On the plus side, I didn’t have coeliac disease or lactose intolerance, my ECG was normal, I wasn’t anywhere near perimenopausal nor did I have any STDs. And, most crucially,  I showed no predisposition to cancer or cardiac disease, although I do carry the gene for haemochromatosis [a build-up of iron levels in the body] – which is only a problem for my three children if my husband also carries the gene, and even then they only have a one in four chance of developing it, according to the genetic counsellor who talked me through the results.

With some markers also pointing to inflammatory bowel disease (Crohn’s disease and colitis), should I be unduly worried?

An hour-long chat with one of Randox’s GPs was enough to put my mind at rest. Like a medical detective scouring for clues, he managed to establish that my glucose levels were low, which had had an impact on some of my kidney function tests, because I hadn’t read the instructions properly and had avoided food and water for 16 hours before the test – when I should have continued to drink water throughout. Doh!

The reason my zinc levels were so high, which also had a knock-on effect on some of my other results, including my B12 absorption, was because I had been inadvertently doubling up on vitamin tablets.

Why was I taking so many vitamins when I already had a varied diet? Unable to answer, I resolved to ditch all my pills except Omega 3 and vitamin B complex.

The bowel sample red flags also had a plausible explanation: I had recently suffered from chronic food poisoning after going to an Elton John gig at the O2.

Being a little under the weather the week previously probably explained my lower white blood cell count, while my fondness for eggs appeared to account for the slightly raised LDL cholesterol, which wasn’t too much of a problem as my HDL (good) cholesterol and total cholesterol/HDL cholesterol ratio are “desirable”, apparently.

Told I had a less than 10 per cent risk of developing cardiovascular disease over the next 10 years and judged to have a minimal chance of developing diabetes or metabolic syndrome, I ended the conversation feeling relatively positive.

I will be reassessed in six months, when I hope some of the largely self-inflicted anomalies will disappear.

Having gone into the process fearing it would turn me into Howard Hughes (the multi-millionaire aviator famed for his fear of sickness) actually the experience left me feeling that knowledge is power. The whole point of health MOTs is to give patients the tools and knowledge they need to take control of their own wellbeing rather than leaving things to chance.
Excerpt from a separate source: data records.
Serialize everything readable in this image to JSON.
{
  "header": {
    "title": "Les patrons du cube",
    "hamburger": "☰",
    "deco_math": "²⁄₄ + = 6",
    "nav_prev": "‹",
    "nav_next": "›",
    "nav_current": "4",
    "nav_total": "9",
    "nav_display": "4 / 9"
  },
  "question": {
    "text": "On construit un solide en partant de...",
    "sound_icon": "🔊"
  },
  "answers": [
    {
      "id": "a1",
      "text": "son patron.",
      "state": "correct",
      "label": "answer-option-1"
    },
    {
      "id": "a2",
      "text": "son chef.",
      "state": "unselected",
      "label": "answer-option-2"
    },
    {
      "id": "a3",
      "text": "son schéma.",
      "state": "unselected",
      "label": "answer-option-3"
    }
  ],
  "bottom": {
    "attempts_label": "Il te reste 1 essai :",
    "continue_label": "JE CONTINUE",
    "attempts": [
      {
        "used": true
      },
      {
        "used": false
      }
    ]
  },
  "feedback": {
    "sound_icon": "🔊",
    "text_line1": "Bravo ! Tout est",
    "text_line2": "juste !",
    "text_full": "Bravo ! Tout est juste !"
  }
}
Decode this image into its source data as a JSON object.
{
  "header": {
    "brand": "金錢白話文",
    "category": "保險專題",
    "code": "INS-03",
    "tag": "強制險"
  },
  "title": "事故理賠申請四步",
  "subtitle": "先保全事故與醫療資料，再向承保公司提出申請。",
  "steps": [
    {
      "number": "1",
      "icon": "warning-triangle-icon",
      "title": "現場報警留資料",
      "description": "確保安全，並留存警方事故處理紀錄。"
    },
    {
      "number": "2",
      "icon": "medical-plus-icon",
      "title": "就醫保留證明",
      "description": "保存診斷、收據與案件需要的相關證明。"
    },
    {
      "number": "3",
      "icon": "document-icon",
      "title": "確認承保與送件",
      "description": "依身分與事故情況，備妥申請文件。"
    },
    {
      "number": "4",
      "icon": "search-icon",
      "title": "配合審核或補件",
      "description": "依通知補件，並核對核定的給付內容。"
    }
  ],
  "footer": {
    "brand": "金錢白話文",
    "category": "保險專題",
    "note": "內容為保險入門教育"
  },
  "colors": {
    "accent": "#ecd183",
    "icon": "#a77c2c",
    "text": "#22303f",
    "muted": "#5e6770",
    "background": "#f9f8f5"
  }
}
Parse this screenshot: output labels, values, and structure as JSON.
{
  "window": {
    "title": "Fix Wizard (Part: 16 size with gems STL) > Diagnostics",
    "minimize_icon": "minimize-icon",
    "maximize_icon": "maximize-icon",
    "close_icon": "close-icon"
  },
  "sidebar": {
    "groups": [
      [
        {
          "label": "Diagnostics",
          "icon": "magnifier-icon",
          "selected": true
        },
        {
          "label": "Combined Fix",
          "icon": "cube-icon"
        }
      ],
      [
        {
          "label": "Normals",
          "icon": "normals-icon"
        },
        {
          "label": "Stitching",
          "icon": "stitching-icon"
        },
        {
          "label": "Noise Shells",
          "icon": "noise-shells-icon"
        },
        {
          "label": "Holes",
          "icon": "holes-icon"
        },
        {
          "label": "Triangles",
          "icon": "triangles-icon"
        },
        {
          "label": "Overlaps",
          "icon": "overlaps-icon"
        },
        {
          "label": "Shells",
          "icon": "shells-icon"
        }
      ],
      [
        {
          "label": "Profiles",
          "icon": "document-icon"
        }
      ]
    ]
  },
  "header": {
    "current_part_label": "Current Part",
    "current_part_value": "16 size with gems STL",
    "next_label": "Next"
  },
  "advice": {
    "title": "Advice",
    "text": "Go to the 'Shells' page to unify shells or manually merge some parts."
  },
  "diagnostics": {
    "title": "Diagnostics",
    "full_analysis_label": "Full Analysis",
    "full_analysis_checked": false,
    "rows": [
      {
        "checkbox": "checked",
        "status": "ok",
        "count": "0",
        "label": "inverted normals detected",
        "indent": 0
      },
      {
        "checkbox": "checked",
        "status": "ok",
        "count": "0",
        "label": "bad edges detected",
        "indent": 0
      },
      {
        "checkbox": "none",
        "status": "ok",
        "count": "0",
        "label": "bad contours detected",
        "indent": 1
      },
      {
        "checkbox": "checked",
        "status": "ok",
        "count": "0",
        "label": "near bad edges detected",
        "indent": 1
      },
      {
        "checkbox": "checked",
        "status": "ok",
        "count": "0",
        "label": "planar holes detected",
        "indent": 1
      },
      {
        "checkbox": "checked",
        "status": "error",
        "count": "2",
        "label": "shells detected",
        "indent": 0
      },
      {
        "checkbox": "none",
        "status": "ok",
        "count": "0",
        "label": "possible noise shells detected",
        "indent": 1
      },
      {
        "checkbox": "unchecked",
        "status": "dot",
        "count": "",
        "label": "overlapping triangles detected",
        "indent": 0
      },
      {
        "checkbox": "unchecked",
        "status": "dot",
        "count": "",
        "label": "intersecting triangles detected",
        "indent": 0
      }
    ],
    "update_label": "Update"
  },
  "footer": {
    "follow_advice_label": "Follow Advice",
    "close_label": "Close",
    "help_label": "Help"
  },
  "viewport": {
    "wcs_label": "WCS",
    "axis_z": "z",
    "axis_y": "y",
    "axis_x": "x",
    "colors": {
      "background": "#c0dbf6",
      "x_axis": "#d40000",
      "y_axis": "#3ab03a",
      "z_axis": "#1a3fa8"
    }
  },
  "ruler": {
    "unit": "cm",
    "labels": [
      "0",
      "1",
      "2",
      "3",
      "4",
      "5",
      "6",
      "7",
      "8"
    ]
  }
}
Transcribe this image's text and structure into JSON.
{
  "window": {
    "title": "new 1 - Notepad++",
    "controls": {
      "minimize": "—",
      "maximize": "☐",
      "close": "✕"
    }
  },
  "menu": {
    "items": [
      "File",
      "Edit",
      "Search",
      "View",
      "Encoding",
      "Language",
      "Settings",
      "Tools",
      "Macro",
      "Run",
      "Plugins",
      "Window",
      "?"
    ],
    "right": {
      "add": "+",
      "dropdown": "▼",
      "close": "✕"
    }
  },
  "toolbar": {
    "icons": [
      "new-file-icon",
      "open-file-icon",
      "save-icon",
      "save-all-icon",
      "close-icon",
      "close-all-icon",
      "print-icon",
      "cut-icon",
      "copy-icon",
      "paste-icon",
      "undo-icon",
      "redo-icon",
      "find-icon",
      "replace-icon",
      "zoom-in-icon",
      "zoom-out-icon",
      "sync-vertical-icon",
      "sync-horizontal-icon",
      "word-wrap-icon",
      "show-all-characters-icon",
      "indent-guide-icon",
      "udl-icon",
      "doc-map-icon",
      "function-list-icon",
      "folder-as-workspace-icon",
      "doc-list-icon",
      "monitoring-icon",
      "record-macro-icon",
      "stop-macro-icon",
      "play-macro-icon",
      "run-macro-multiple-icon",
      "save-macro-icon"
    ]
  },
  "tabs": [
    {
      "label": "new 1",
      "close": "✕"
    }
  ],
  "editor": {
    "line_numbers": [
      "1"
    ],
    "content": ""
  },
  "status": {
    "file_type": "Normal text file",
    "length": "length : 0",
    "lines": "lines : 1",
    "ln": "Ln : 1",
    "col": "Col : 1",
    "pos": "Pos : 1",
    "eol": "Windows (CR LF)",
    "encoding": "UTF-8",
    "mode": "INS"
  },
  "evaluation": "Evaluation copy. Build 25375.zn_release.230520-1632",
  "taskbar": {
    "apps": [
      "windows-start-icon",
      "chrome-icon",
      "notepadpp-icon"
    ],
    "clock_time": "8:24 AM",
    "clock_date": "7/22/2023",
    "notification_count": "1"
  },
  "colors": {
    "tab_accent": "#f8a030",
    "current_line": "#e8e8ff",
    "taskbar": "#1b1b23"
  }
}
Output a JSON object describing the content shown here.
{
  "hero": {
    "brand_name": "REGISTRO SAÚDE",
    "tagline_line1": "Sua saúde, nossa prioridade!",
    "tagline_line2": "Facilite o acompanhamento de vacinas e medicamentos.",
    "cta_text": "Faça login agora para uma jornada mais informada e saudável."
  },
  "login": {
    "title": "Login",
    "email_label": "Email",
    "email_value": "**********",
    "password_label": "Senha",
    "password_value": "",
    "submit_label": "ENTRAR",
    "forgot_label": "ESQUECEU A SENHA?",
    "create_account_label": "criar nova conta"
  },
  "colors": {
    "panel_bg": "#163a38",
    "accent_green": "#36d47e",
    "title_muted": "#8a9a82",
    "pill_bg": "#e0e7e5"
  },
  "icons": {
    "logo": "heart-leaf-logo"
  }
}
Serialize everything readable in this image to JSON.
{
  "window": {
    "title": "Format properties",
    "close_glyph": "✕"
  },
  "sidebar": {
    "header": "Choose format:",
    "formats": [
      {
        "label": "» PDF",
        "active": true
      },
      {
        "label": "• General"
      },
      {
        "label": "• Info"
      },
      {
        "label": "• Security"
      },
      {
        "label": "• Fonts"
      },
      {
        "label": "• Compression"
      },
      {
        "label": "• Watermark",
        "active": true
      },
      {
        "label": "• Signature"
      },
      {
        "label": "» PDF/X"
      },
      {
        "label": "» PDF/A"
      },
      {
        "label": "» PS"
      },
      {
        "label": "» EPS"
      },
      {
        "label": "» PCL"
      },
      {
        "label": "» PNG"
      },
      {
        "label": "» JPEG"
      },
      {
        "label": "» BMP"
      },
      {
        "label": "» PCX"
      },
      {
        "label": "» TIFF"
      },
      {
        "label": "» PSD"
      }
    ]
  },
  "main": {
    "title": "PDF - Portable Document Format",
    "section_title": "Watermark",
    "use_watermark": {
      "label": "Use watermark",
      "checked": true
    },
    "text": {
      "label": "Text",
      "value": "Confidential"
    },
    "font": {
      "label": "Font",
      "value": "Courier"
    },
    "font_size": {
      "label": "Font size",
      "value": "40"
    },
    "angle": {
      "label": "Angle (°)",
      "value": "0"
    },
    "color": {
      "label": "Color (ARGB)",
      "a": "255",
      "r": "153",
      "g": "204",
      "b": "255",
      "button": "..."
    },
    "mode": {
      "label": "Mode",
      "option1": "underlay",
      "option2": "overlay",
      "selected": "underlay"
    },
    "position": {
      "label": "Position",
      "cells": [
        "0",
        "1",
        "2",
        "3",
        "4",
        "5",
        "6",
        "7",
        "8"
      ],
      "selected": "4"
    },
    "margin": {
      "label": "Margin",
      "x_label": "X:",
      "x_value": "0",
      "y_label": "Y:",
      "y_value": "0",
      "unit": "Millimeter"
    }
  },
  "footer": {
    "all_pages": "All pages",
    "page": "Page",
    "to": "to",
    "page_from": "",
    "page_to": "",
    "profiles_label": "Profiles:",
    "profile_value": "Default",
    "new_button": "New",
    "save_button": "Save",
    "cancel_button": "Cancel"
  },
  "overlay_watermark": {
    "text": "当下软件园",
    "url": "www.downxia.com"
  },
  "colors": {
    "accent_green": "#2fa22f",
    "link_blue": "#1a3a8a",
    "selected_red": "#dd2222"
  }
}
Instead of storing up problems for the NHS later in life, I’ve identified any potential glitches in the matrix and can now take preventative measures.

They say health is wealth but I appreciate not everyone can afford to spend £2,600 on a private MOT. But if the NHS is going to start offering these sorts of tests, then the over-40s would be wise to take a look under the bonnet. We service our cars every year, so why not our bodies?

For more information about the Signature test visit